From Patents mentioned above, it is possible to conclude that laser-induced damages used for creation of images are preferably produced by a Nd-YAG laser operating at a wavelength of 1064 nm. The energy density of each pulse is sufficient to induce localized ionization of the material at the focus of the beam. U.S. Pat. No. 5,637,244 is specially recommends to use a solid-state Q-switched laser. U.S. Pat. Nos. 5,206,496 and 5,575,936 recommend to use laser pulses with length of 10 nsec. Soviet Patent publication 1838163 and EPO Patent Document 0743128 disclose methods of induced-damage image production by using a repetition of laser pulses for creation of each pulse. All this performance requirements are found in many kinds of commercial Nd-YAG lasers. However, U.S. patent application Ser. No. 09/583,454 to Troitski discloses a method accordance to which for production of high quality laser-induced damage images, it is reasonable to create plasma (to produce breakdown) by a power laser pulse of short pulse duration and after to maintain the plasma by smaller power laser pulses of longer pulse width. For using the method, the more composite laser systems should be used. The usable laser systems are disclosed in following Patents: U.S. Pat. No. 4,630,275 to William R. Rapoport, U.S. Pat. No. 4,675,872 to Mare H. Popek et al., U.S. Pat. No. 4,959,838 to Norman P. Barnes et al., U.S. Pat. No. 5,001,716 to Bertram C. Johnson et al., U.S. Pat. No. 5,293,389 to Makoto Yano et al., U.S. Pat. No. 5,339,323 to John Hunter et al., U.S. Pat. No. 5,343,483 to Patrick V. Farrell et al., U.S. Pat. No. 5,363,387 to Edward L. Sinofsky, U.S. Pat. No. 5,640,412 to Edward D. Reed, U.S. Pat. No. 5,661,748 to Dov Zahavi et al., U.S. Pat. No. 5,675,596 to Hong-Jin Kong et al., U.S. Pat. No. 5,721,749 to Gerald W. Holleman et al., U.S. Pat. No. 5,832,013 to Michael J. Yessik, and U.S. Pat. No. 5,963,575 to Gerhard Muller et al.

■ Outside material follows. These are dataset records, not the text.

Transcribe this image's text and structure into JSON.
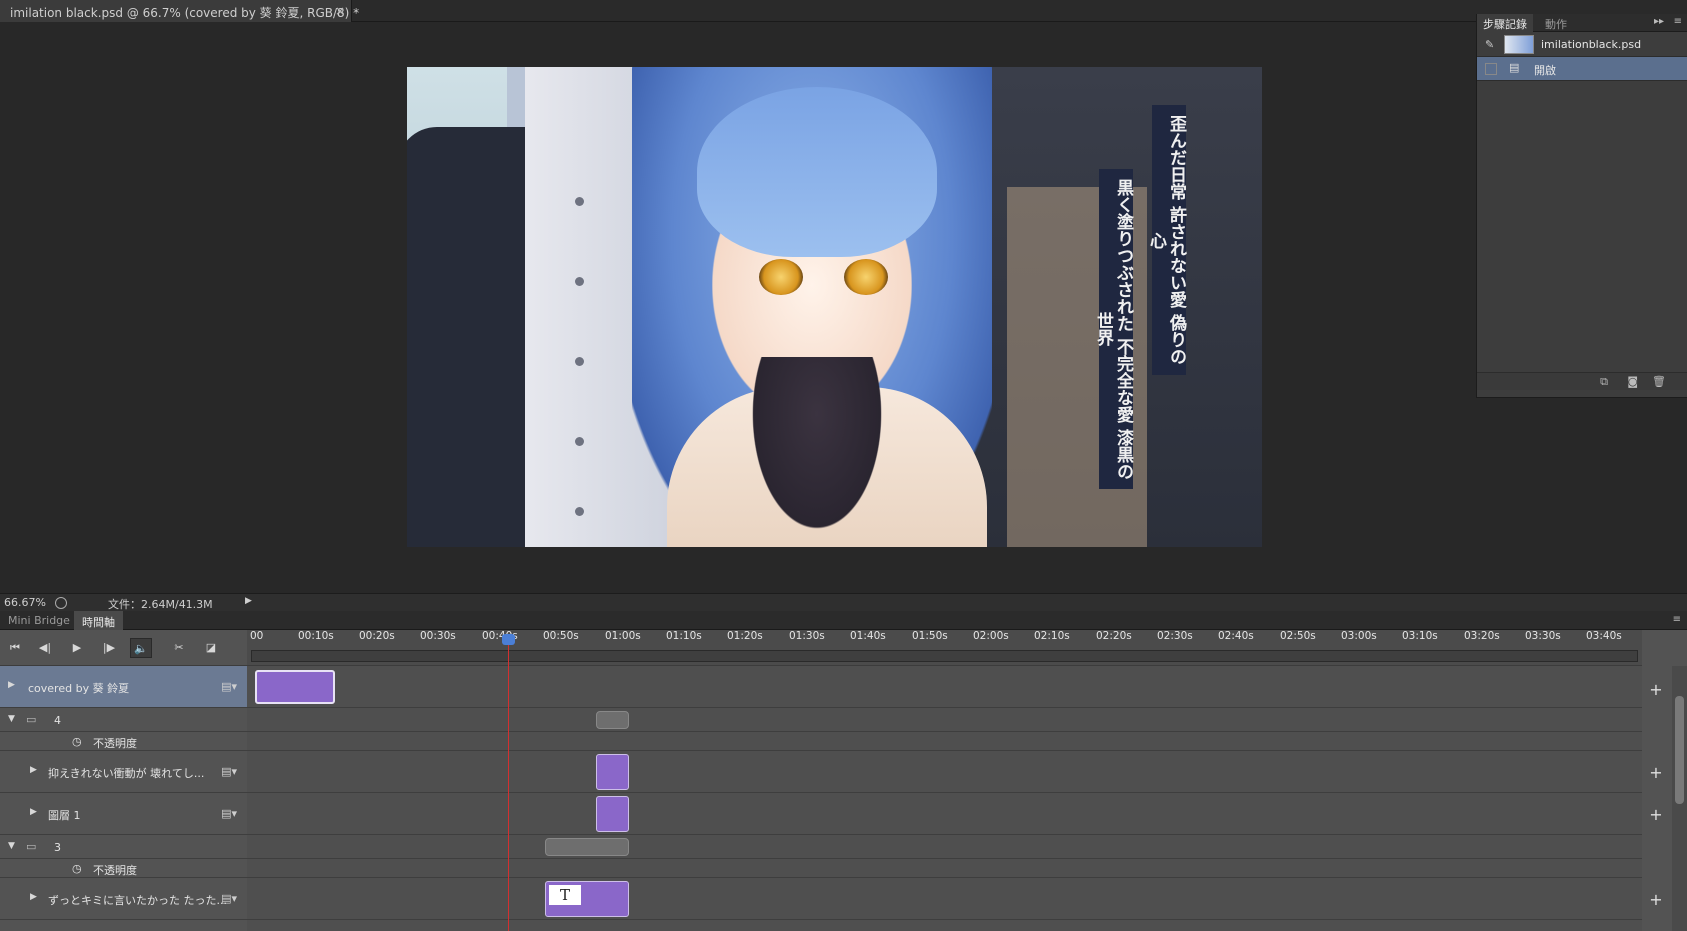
{
  "document_tab": {
    "title": "imilation black.psd @ 66.7% (covered by 葵 鈴夏, RGB/8) *",
    "close": "×"
  },
  "canvas": {
    "text_right": "歪んだ日常 許されない愛 偽りの心",
    "text_left": "黒く塗りつぶされた 不完全な愛 漆黒の世界"
  },
  "status": {
    "zoom": "66.67%",
    "file_info": "文件：2.64M/41.3M"
  },
  "bottom_tabs": {
    "mini_bridge": "Mini Bridge",
    "timeline": "時間軸"
  },
  "timeline": {
    "ticks": [
      "00",
      "00:10s",
      "00:20s",
      "00:30s",
      "00:40s",
      "00:50s",
      "01:00s",
      "01:10s",
      "01:20s",
      "01:30s",
      "01:40s",
      "01:50s",
      "02:00s",
      "02:10s",
      "02:20s",
      "02:30s",
      "02:40s",
      "02:50s",
      "03:00s",
      "03:10s",
      "03:20s",
      "03:30s",
      "03:40s"
    ],
    "layers": {
      "l1": "covered by 葵 鈴夏",
      "g4": "4",
      "op1": "不透明度",
      "l2": "抑えきれない衝動が 壊れてし...",
      "l3": "圖層 1",
      "g3": "3",
      "op2": "不透明度",
      "l4": "ずっとキミに言いたかった たった..."
    },
    "clip_text_icon": "T"
  },
  "history_panel": {
    "tab_history": "步驟記錄",
    "tab_actions": "動作",
    "snapshot": "imilationblack.psd",
    "step_open": "開啟"
  }
}
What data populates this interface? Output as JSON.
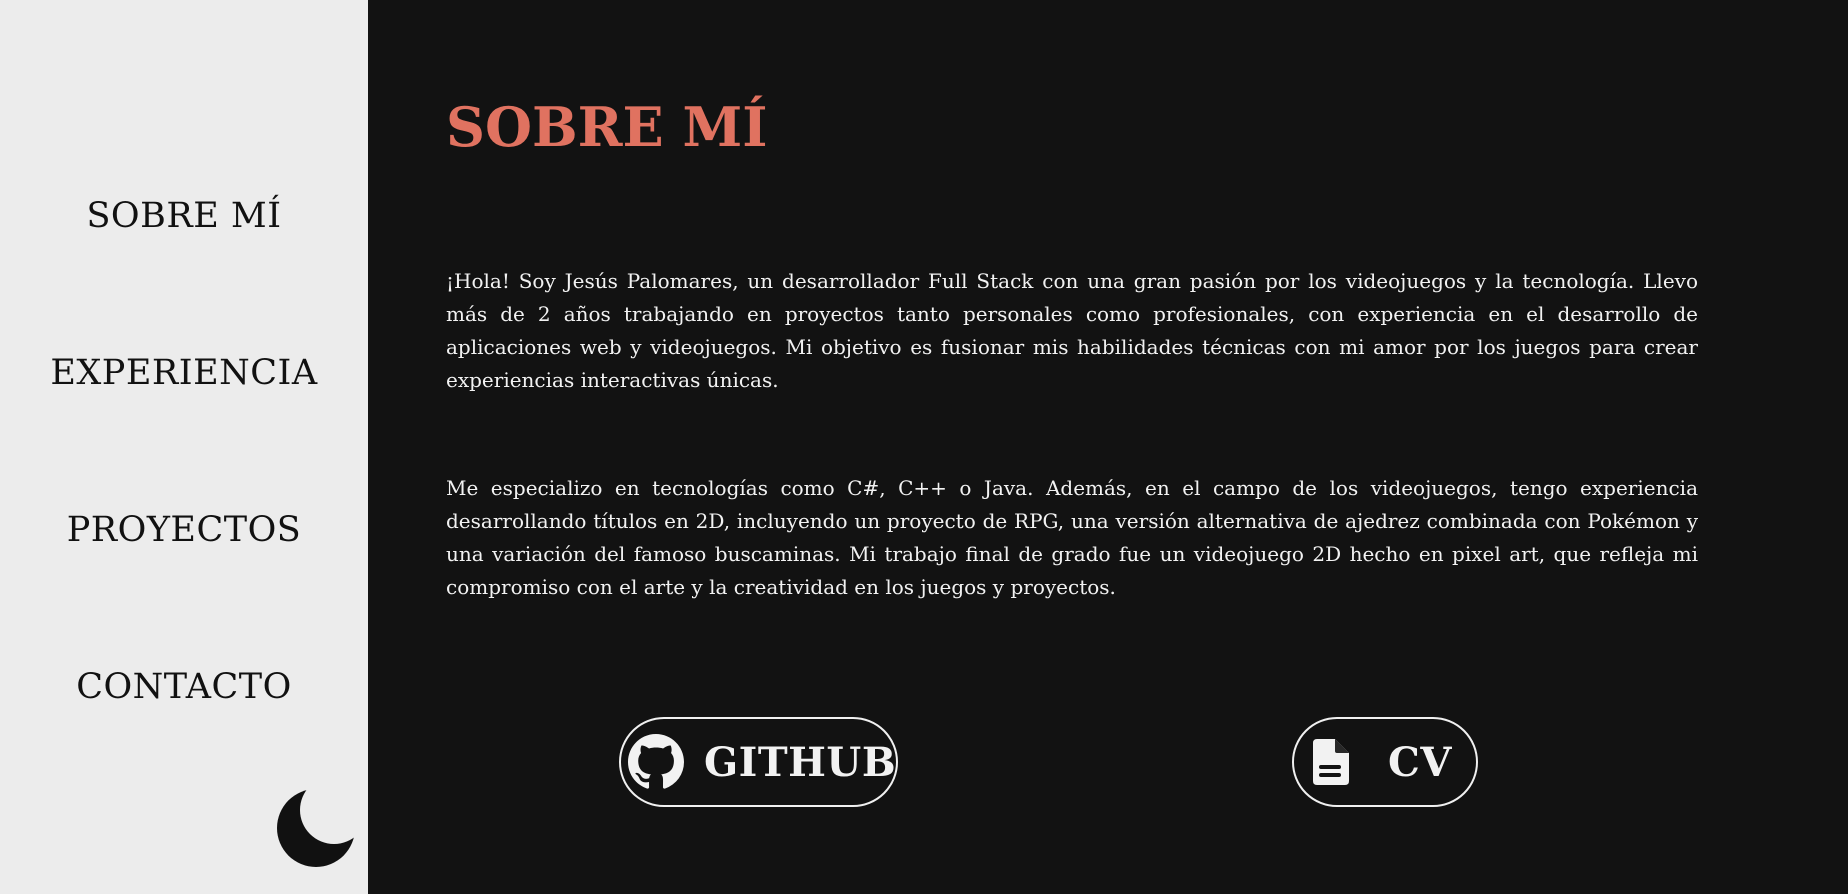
{
  "sidebar": {
    "items": [
      {
        "label": "SOBRE MÍ"
      },
      {
        "label": "EXPERIENCIA"
      },
      {
        "label": "PROYECTOS"
      },
      {
        "label": "CONTACTO"
      }
    ],
    "theme_toggle_icon": "moon-icon"
  },
  "main": {
    "title": "SOBRE MÍ",
    "paragraphs": [
      "¡Hola! Soy Jesús Palomares, un desarrollador Full Stack con una gran pasión por los videojuegos y la tecnología. Llevo más de 2 años trabajando en proyectos tanto personales como profesionales, con experiencia en el desarrollo de aplicaciones web y videojuegos. Mi objetivo es fusionar mis habilidades técnicas con mi amor por los juegos para crear experiencias interactivas únicas.",
      "Me especializo en tecnologías como C#, C++ o Java. Además, en el campo de los videojuegos, tengo experiencia desarrollando títulos en 2D, incluyendo un proyecto de RPG, una versión alternativa de ajedrez combinada con Pokémon y una variación del famoso buscaminas. Mi trabajo final de grado fue un videojuego 2D hecho en pixel art, que refleja mi compromiso con el arte y la creatividad en los juegos y proyectos."
    ],
    "buttons": {
      "github": {
        "label": "GITHUB",
        "icon": "github-icon"
      },
      "cv": {
        "label": "CV",
        "icon": "document-icon"
      }
    }
  },
  "colors": {
    "sidebar_bg": "#ececec",
    "main_bg": "#121212",
    "accent": "#e07260",
    "text_light": "#f2f2f2",
    "text_dark": "#111111"
  }
}
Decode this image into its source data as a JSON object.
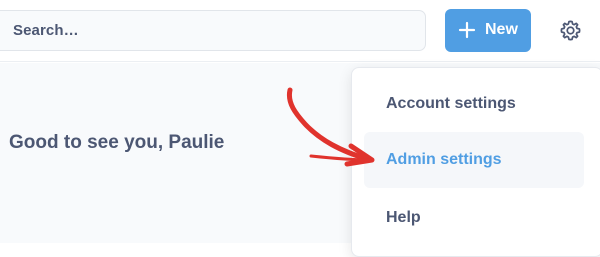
{
  "header": {
    "search": {
      "placeholder": "Search…"
    },
    "new_button": {
      "label": "New",
      "icon": "plus-icon"
    },
    "settings_icon": "gear-icon"
  },
  "main": {
    "greeting": "Good to see you, Paulie"
  },
  "settings_menu": {
    "items": [
      {
        "label": "Account settings",
        "active": false
      },
      {
        "label": "Admin settings",
        "active": true
      },
      {
        "label": "Help",
        "active": false
      }
    ]
  },
  "annotation": {
    "type": "red-arrow",
    "target": "Admin settings",
    "color": "#e0332d"
  },
  "colors": {
    "accent": "#509ee3",
    "text": "#4c5773",
    "background": "#f8fafc"
  }
}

All of the above disclosures are specifically incorporated by reference herein for enabling one of skill in the art to etch an image in a transparent material according to the one element of the present invention. However, none of the forgoing examples disclose a decorative article having an etched image which appears to follow the eye when viewed from different angles. Our invention satisfies these needs.
BRIEF SUMMARY OF THE INVENTION
It is therefore a principal object of the present invention to provide a decorative article having an etched image inside a transparent material which appears to follow the eye when viewed from different angles.
To overcome the problems of the prior art and in accordance with the purpose of the invention, as embodied and broadly described herein, briefly, a decorative article is provided having an optically transparent solid material, having top, bottom, front, back and side surfaces, an opaque material covering the back, side and top surfaces, and an image inside the transparent material defined by etch points having a convex exterior surface facing the back surface and a concave interior surface facing the front surface.
Additional advantages of the present invention will be set forth in part in the description that follows and in part will be obvious from that description or can be learned from practice or testing of the invention. The advantages of the invention can be learned from practice or testing of the invention. The advantages of the invention can be realized and obtained by the apparatus and methods particularly pointed out in the appended claims.